What you return should match the entries below exactly, only without the images.

►

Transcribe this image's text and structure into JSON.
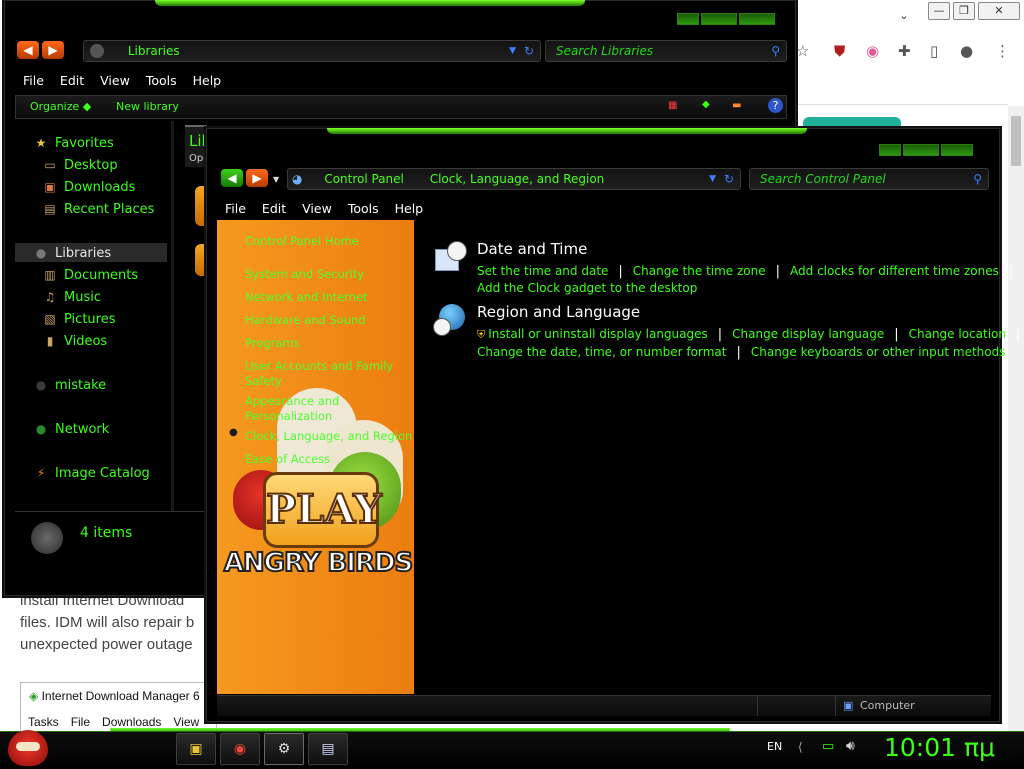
{
  "browser": {
    "text_lines": [
      "install Internet Download",
      "files. IDM will also repair b",
      "unexpected power outage"
    ],
    "idm_window": {
      "title": "Internet Download Manager 6",
      "menu": [
        "Tasks",
        "File",
        "Downloads",
        "View"
      ]
    },
    "window_controls": [
      "chevron-down",
      "minimize",
      "restore",
      "close"
    ]
  },
  "libraries_window": {
    "address": "Libraries",
    "search_placeholder": "Search Libraries",
    "menu": [
      "File",
      "Edit",
      "View",
      "Tools",
      "Help"
    ],
    "toolbar": {
      "organize": "Organize",
      "new_library": "New library"
    },
    "heading_partial": "Lib",
    "subheading_partial": "Ope",
    "nav": {
      "favorites": "Favorites",
      "favorite_items": [
        "Desktop",
        "Downloads",
        "Recent Places"
      ],
      "libraries": "Libraries",
      "library_items": [
        "Documents",
        "Music",
        "Pictures",
        "Videos"
      ],
      "mistake": "mistake",
      "network": "Network",
      "image_catalog": "Image Catalog"
    },
    "status": "4 items"
  },
  "control_panel_window": {
    "breadcrumb": [
      "Control Panel",
      "Clock, Language, and Region"
    ],
    "search_placeholder": "Search Control Panel",
    "menu": [
      "File",
      "Edit",
      "View",
      "Tools",
      "Help"
    ],
    "sidebar": {
      "home": "Control Panel Home",
      "items": [
        "System and Security",
        "Network and Internet",
        "Hardware and Sound",
        "Programs",
        "User Accounts and Family Safety",
        "Appearance and Personalization",
        "Clock, Language, and Region",
        "Ease of Access"
      ],
      "selected": "Clock, Language, and Region",
      "artwork_text": {
        "play": "PLAY",
        "brand": "ANGRY BIRDS"
      }
    },
    "sections": [
      {
        "title": "Date and Time",
        "links": [
          "Set the time and date",
          "Change the time zone",
          "Add clocks for different time zones",
          "Add the Clock gadget to the desktop"
        ]
      },
      {
        "title": "Region and Language",
        "links": [
          "Install or uninstall display languages",
          "Change display language",
          "Change location",
          "Change the date, time, or number format",
          "Change keyboards or other input methods"
        ]
      }
    ],
    "status": "Computer"
  },
  "taskbar": {
    "language": "EN",
    "clock": "10:01 πμ",
    "pinned": [
      "explorer",
      "chrome",
      "control-panel",
      "network-tool"
    ]
  },
  "colors": {
    "accent_green": "#3cff18",
    "sidebar_orange": "#f08a17",
    "window_bg": "#000000"
  }
}
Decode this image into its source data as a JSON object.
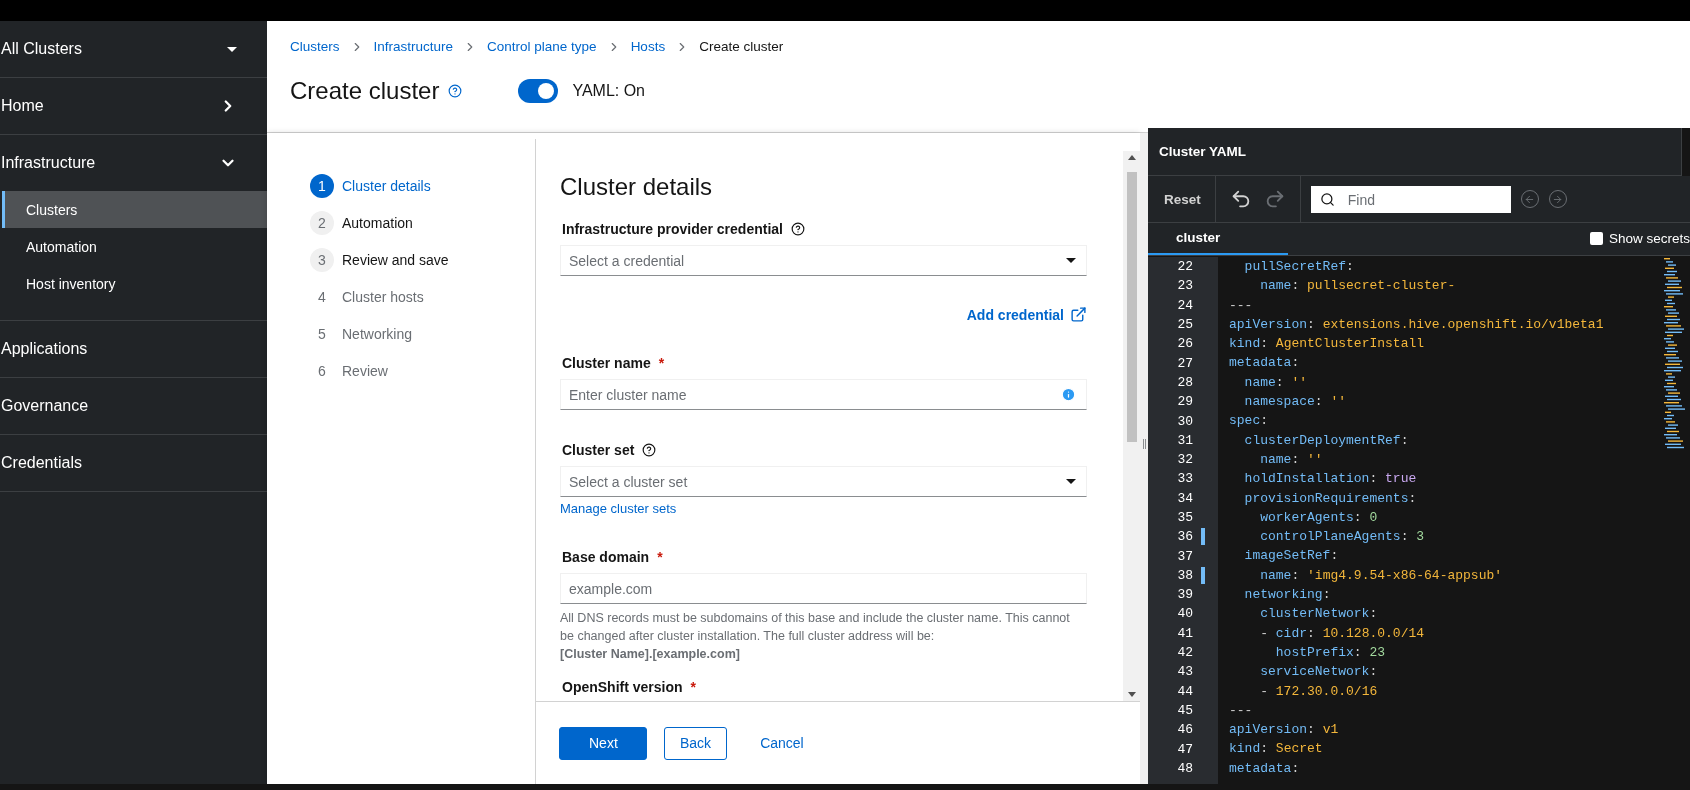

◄

→ **Reply to the exercise**
Transcribe this image's text and structure into JSON.
{
  "browser": {
    "text_lines": [
      "install Internet Download",
      "files. IDM will also repair b",
      "unexpected power outage"
    ],
    "idm_window": {
      "title": "Internet Download Manager 6",
      "menu": [
        "Tasks",
        "File",
        "Downloads",
        "View"
      ]
    },
    "window_controls": [
      "chevron-down",
      "minimize",
      "restore",
      "close"
    ]
  },
  "libraries_window": {
    "address": "Libraries",
    "search_placeholder": "Search Libraries",
    "menu": [
      "File",
      "Edit",
      "View",
      "Tools",
      "Help"
    ],
    "toolbar": {
      "organize": "Organize",
      "new_library": "New library"
    },
    "heading_partial": "Lib",
    "subheading_partial": "Ope",
    "nav": {
      "favorites": "Favorites",
      "favorite_items": [
        "Desktop",
        "Downloads",
        "Recent Places"
      ],
      "libraries": "Libraries",
      "library_items": [
        "Documents",
        "Music",
        "Pictures",
        "Videos"
      ],
      "mistake": "mistake",
      "network": "Network",
      "image_catalog": "Image Catalog"
    },
    "status": "4 items"
  },
  "control_panel_window": {
    "breadcrumb": [
      "Control Panel",
      "Clock, Language, and Region"
    ],
    "search_placeholder": "Search Control Panel",
    "menu": [
      "File",
      "Edit",
      "View",
      "Tools",
      "Help"
    ],
    "sidebar": {
      "home": "Control Panel Home",
      "items": [
        "System and Security",
        "Network and Internet",
        "Hardware and Sound",
        "Programs",
        "User Accounts and Family Safety",
        "Appearance and Personalization",
        "Clock, Language, and Region",
        "Ease of Access"
      ],
      "selected": "Clock, Language, and Region",
      "artwork_text": {
        "play": "PLAY",
        "brand": "ANGRY BIRDS"
      }
    },
    "sections": [
      {
        "title": "Date and Time",
        "links": [
          "Set the time and date",
          "Change the time zone",
          "Add clocks for different time zones",
          "Add the Clock gadget to the desktop"
        ]
      },
      {
        "title": "Region and Language",
        "links": [
          "Install or uninstall display languages",
          "Change display language",
          "Change location",
          "Change the date, time, or number format",
          "Change keyboards or other input methods"
        ]
      }
    ],
    "status": "Computer"
  },
  "taskbar": {
    "language": "EN",
    "clock": "10:01 πμ",
    "pinned": [
      "explorer",
      "chrome",
      "control-panel",
      "network-tool"
    ]
  },
  "colors": {
    "accent_green": "#3cff18",
    "sidebar_orange": "#f08a17",
    "window_bg": "#000000"
  }
}
Decode this image into its source data as a JSON object.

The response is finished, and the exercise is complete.